By Sara Eber Fowler and Johanna T. Wise

Last week, an en banc panel of the Sixth Circuit Court of Appeals took a fresh look at whether Ford Motor Company’s decision to deny an employee’s request to telecommute four days a week violated the ADA. Reversing its prior ruling from last year (previously reported here), the 8-5 panel in E.E.O.C. v. Ford Motor Company held that the employee’s request (citing her irritable bowel syndrome) was not a reasonable accommodation. (Employers collectively breathing a sigh of relief!)

As the opinion concedes, the decision does not tell us anything novel. It notes, as many courts have, that providing a reasonable accommodation “does not include removing an ‘essential function’ from the position, for that is per se unreasonable.” Rather, on the specific facts before it, the majority determined that “regular and predictable on-site job attendance” was an essential function of Harris’ position as a resale buyer. Accordingly, Harris’ request to be able to work from home the majority of the workweek – unscheduled and when she wanted – was not reasonable, and she could not perform her job with or without an accommodation.

The decision may certainly knock the wind out of the sails of the EEOC and others touting telecommuting as a virtual inevitability given the expanding use of technology in the workplace. Without doubt, the opinion provides strong support that an employer’s consistent, bona fide determination that in-person attendance is an essential job function may be given deference. But companies should think twice before ordering their workforce back to the job site. As we have previously noted, determining whether telecommuting is a viable reasonable accommodation still requires an individualized, case-by-case assessment.

In evaluating an employee’s request to telecommute as an accommodation, like any accommodation request, it’s best to start with identifying the position’s essential functions.   Can the majority of those functions be performed from home or do they need to be performed at a physical job site? Consider whether the position requires face-to-face interaction with customers and clients, supervision of other employees, dynamic interactions with other co-workers, and use of specific equipment only available at the office. In Ford, the court emphasized that, while technology may be advancing in society at large, Harris’ resale buyer role required teamwork and interacting with others that was best done face-to-face. It considered that Ford had buyers work in the same building as the suppliers they met with so that they could have spontaneous, in-person meetings. For the court, this reinforced the legitimacy of Ford’s judgment that on-site attendance was important – and an essential function of the job.

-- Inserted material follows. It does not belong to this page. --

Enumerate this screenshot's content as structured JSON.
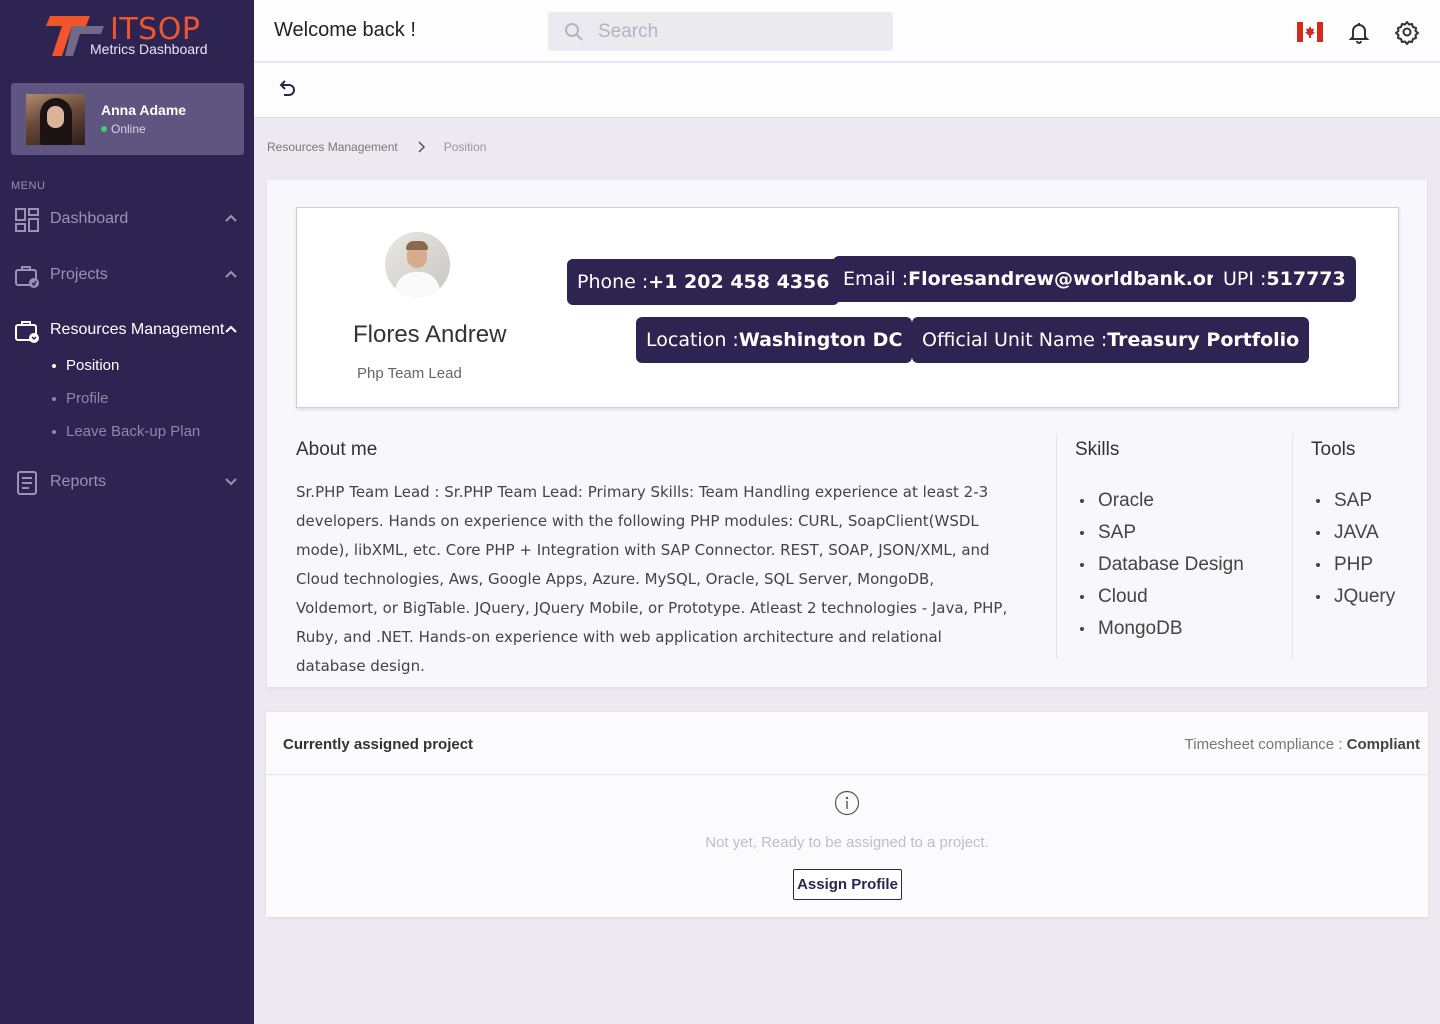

Consistency also remains key. Consider your company’s telecommuting policy and practices – do other employees with similar positions telecommute? If so, ensure that any accommodation request is being considered consistent with the company’s standard practices and prior decisions. (And if you don’t have a telecommuting policy, think about implementing one!) In Ford, even though other buyers telecommuted occasionally, the court still found Harris’ accommodation request unreasonable, differentiating between those who worked remotely one day a week and Harris’ request to work up to four days from home.

Finally, we can’t forget the hallmark of any accommodation request: the interactive process. This includes participating in a dialogue with the employee and considering whether other accommodations may allow the employee to perform the job’s essential functions. It’s worth mentioning that Ford tried three times to have Harris telecommute, without success, and also proposed alternative accommodations that Harris rejected. Remember: an employer is only obligated to provide a reasonable accommodation, not an employee’s choice accommodation.

So keep doing what you’re doing! Despite this opinion, requests to telecommute as an accommodation will surely continue. Ensure your job descriptions are up-to-date, review your telecommuting policies and practices, and continue examining each accommodation request on a case-by-case basis. The work you put in – be it from home or the office – will be worth the investment as you consider requests to telecommute.

For more information on telework as a reasonable accommodation, please contact the authors, a member of the Absence Management and Accommodations Team, or your Seyfarth attorney.